Hiring a Brewer: 3 Steps To Connect You With The Right Candidate

Hiring a brewer in the current market can be a daunting task. However, there’s nothing stopping you from landing your ideal candidate for the position. To streamline the process and narrow the field to only the best choices for your brewery, follow these four steps.

1. Know what you’re looking for in a brewer

Before you even write your job posting it’s critical to have a clear picture of your ideal candidate. 

Some traits are a given. Brewers should be both creative and scientific, with an eye for detail and a passion for beer.

Those are easy things to say, but what do they look like in practice for your brewery?

What opportunities for creativity will the role offer, and what skills will be needed to turn the creative spark into something tangible? How much knowledge of the science of brewing do they need to know already and how much can you teach? Will they be leading tour groups at the brewery? What experience do they need to back up their passion?

Make a thorough list of the duties essential to the role, as well as any other thoughts you have about who you’re looking for.

(Don’t make the mistake of just thinking about these things. Write them down. This allows you to check in with your colleagues more easily and will clarify your ideas.)

For each point, determine the skills or experience required. From this, you’ll find it much easier to build a portrait of the brewer you need.

2. Use your job listing to attract the ideal candidate

Now that you know who you’re looking for it’s time to find them.

If your goal is to hire the best brewer available for your budget, keep in mind that you may have to convince them just as much as they have to convince you. The experience, temperament, and skills which make for an excellent brewer are in demand. Your job posting is your first chance to convince your ideal candidate that your brewery is the best place for them to be.

Here are a few tips for writing an effective job listing:

  • Look at job listings by other breweries for inspiration on structure and content, but tailor yours to the list you made in step one.
  • Being clear and honest about who you’re looking for is much more attractive than cluttering your post with buzzwords.
  • The right candidate will be interested in your brewery for a reason. Take time to explain what you’re doing and your goals for the future.
  • Including a pre screening question gives you a head start on the interview and allows you to weed out those who don’t follow directions. Good questions are open-ended and specific, like why they’re interested in working with your brewery in particular.
  • Take as many words as you need, but don’t worry about meeting a specific word count: the length of a job posting doesn’t matter.

Your job listing should be as unique as your brewery. Taking time to customize your posting to fit the role will save you stress in the long run.

3. Keep an open mind, but not too open

The hiring process is a balance between the ideal and the real. However, since you know exactly what you’re looking for, it will be much easier for you to know which qualities are more or less important for the role.

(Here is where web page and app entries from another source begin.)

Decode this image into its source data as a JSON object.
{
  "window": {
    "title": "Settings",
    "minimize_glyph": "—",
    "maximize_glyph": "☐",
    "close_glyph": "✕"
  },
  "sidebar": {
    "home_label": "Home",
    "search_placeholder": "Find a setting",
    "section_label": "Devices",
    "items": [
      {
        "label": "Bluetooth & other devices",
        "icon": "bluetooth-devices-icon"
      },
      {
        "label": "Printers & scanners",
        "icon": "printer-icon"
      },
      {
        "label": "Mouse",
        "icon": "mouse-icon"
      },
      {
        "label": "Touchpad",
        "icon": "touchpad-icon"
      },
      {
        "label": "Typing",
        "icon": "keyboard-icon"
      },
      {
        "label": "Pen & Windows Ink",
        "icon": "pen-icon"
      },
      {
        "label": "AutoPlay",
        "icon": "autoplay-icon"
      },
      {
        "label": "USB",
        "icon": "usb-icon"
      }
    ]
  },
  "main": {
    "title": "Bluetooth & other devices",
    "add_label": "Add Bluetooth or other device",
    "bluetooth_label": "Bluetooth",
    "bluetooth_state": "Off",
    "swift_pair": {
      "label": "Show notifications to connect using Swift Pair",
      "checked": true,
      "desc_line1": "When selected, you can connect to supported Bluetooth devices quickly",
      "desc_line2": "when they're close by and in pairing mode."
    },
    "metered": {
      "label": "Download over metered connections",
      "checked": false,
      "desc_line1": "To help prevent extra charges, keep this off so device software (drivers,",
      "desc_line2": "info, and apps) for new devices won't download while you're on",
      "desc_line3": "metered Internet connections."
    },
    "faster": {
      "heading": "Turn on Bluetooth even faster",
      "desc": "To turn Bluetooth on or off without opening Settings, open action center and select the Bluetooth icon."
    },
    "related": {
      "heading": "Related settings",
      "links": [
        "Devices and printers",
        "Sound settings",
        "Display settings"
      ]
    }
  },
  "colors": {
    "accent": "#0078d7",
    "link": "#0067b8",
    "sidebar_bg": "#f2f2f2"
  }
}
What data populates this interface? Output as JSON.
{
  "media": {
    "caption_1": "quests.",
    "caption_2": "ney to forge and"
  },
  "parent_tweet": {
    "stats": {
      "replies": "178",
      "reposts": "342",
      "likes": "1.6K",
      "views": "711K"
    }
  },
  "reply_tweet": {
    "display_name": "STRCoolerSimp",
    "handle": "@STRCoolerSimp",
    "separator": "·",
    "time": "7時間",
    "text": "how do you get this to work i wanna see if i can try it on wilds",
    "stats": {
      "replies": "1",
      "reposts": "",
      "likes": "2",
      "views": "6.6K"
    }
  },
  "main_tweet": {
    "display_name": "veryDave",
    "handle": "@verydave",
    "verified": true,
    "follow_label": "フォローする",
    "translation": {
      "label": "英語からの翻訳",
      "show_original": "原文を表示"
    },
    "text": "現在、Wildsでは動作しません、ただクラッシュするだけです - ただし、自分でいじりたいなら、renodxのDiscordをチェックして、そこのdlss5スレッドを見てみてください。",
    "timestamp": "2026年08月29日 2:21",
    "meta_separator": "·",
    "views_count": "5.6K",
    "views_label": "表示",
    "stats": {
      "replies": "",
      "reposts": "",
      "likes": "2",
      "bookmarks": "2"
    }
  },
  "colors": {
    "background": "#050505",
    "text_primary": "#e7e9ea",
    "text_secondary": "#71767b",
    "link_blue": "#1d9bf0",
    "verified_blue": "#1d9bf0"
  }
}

Some skills can be learned with training, while others will be required from day one. Prioritize the latter to know which candidates might be a worthwhile investment even if they don’t check every box on your list.

On the other hand, it’s important not to compromise just because you don’t hear from the right candidate immediately.

Alison Green of Ask A Manager makes the excellent point that those applying to a job posting later on can be more qualified than the early birds. Don’t fall into the trap of ignoring later candidates because in your mind you’ve already made the hire.

Ultimately, you should be excited about your choice for a brewer. Someone so integral to the running of your brewery should be an ideal fit or so well-suited to your operation that any training they need is more than worth it for what they’ll offer in return. If you’re on the fence about your choice, ask yourself why and pay attention to the answer.

By knowing who you need and how to find them, it will be much easier to know when you’ve found the right match for your brewery.

By Shay Sinclair